Beer Works' two locations draw tons of tourists, thanks to its proximity to monster sports venues. One has a view of Fenway Park and the other is a stone’s throw from TD Garden. Both brewpubs feature the same multi-tiered, gridded aluminum look and oblique angles, which will have you thinking you’ve stumbled into a space station that happens to serve alcohol. Once you get past the Beer Disneyland aesthetic, you'll discover some great beer. The in-house brews have Boston-y names like Paul Revere Rye Lager and Boston Garden Golden. Signature brew: Blueberry beer, which has a light, fruity taste; but it’s really all about the optics, as the blueberries waft up and down like sea monkeys.
The name comes from a dour Russian play, and the theme is life in the pits of despair—a concept trumpeted by a huge mural depicting such famous depressives as Sid Vicious and Patti Smith. Join the mug club and you get six months to drink one glass of all 163 available beers, which works out at nearly one a day. The prize? A 25-ounce mug. You can fill it anytime, in case you haven't lost your taste for the brown stuff. Signature brew: a rare Belgian Duvel (“devil”) Triple Hop, with a champagne-like effervescence and sugary taste.
This is the place where bartenders from all of the other bars in town will send you if they don’t have a certain obscure Belgian Trappist Chimay Rouge or Affilgem Blonde on hand. Here, authenticity is key—and the collection of Trappist and Abbey ales is astounding. The highlights: Belgian (strong, dark to white), Hefeweizen, Schwarzbier, Scottish Ale, Oatmeal Stouts, Sweet Stouts.
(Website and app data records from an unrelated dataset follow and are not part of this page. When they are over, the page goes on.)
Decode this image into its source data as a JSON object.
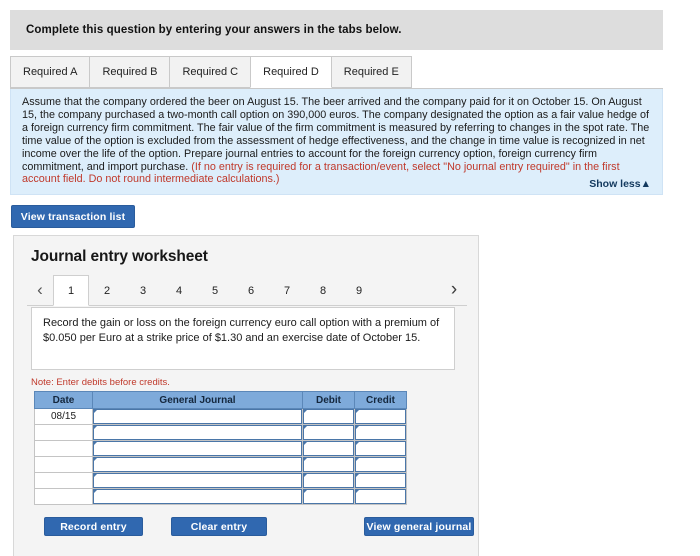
{
  "banner": {
    "text": "Complete this question by entering your answers in the tabs below."
  },
  "tabs": [
    {
      "label": "Required A",
      "active": false
    },
    {
      "label": "Required B",
      "active": false
    },
    {
      "label": "Required C",
      "active": false
    },
    {
      "label": "Required D",
      "active": true
    },
    {
      "label": "Required E",
      "active": false
    }
  ],
  "question": {
    "part1": "Assume that the company ordered the beer on August 15. The beer arrived and the company paid for it on October 15. On August 15, the company purchased a two-month call option on 390,000 euros. The company designated the option as a fair value hedge of a foreign currency firm commitment. The fair value of the firm commitment is measured by referring to changes in the spot rate. The time value of the option is excluded from the assessment of hedge effectiveness, and the change in time value is recognized in net income over the life of the option. Prepare journal entries to account for the foreign currency option, foreign currency firm commitment, and import purchase. ",
    "part2_red": "(If no entry is required for a transaction/event, select \"No journal entry required\" in the first account field. Do not round intermediate calculations.)",
    "show_less_label": "Show less▲"
  },
  "toolbar": {
    "view_transaction_list_label": "View transaction list"
  },
  "worksheet": {
    "title": "Journal entry worksheet",
    "pager": {
      "prev_icon": "‹",
      "next_icon": "›",
      "pages": [
        "1",
        "2",
        "3",
        "4",
        "5",
        "6",
        "7",
        "8",
        "9"
      ],
      "active_page": "1"
    },
    "prompt": "Record the gain or loss on the foreign currency euro call option with a premium of $0.050 per Euro at a strike price of $1.30 and an exercise date of October 15.",
    "note": "Note: Enter debits before credits.",
    "table": {
      "headers": [
        "Date",
        "General Journal",
        "Debit",
        "Credit"
      ],
      "rows": [
        {
          "date": "08/15",
          "general_journal": "",
          "debit": "",
          "credit": ""
        },
        {
          "date": "",
          "general_journal": "",
          "debit": "",
          "credit": ""
        },
        {
          "date": "",
          "general_journal": "",
          "debit": "",
          "credit": ""
        },
        {
          "date": "",
          "general_journal": "",
          "debit": "",
          "credit": ""
        },
        {
          "date": "",
          "general_journal": "",
          "debit": "",
          "credit": ""
        },
        {
          "date": "",
          "general_journal": "",
          "debit": "",
          "credit": ""
        }
      ]
    },
    "buttons": {
      "record_entry": "Record entry",
      "clear_entry": "Clear entry",
      "view_general_journal": "View general journal"
    }
  },
  "colors": {
    "accent_blue": "#3068b0",
    "info_panel": "#ddeefb",
    "table_header": "#7eaada",
    "note_red": "#c0392b",
    "banner_gray": "#dddddd"
  }
}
Publick also uses beer in its dishes, which are equally varied and delicious. Signature brew: Monk’s Café Flemish Sour Red, tart and good for sipping.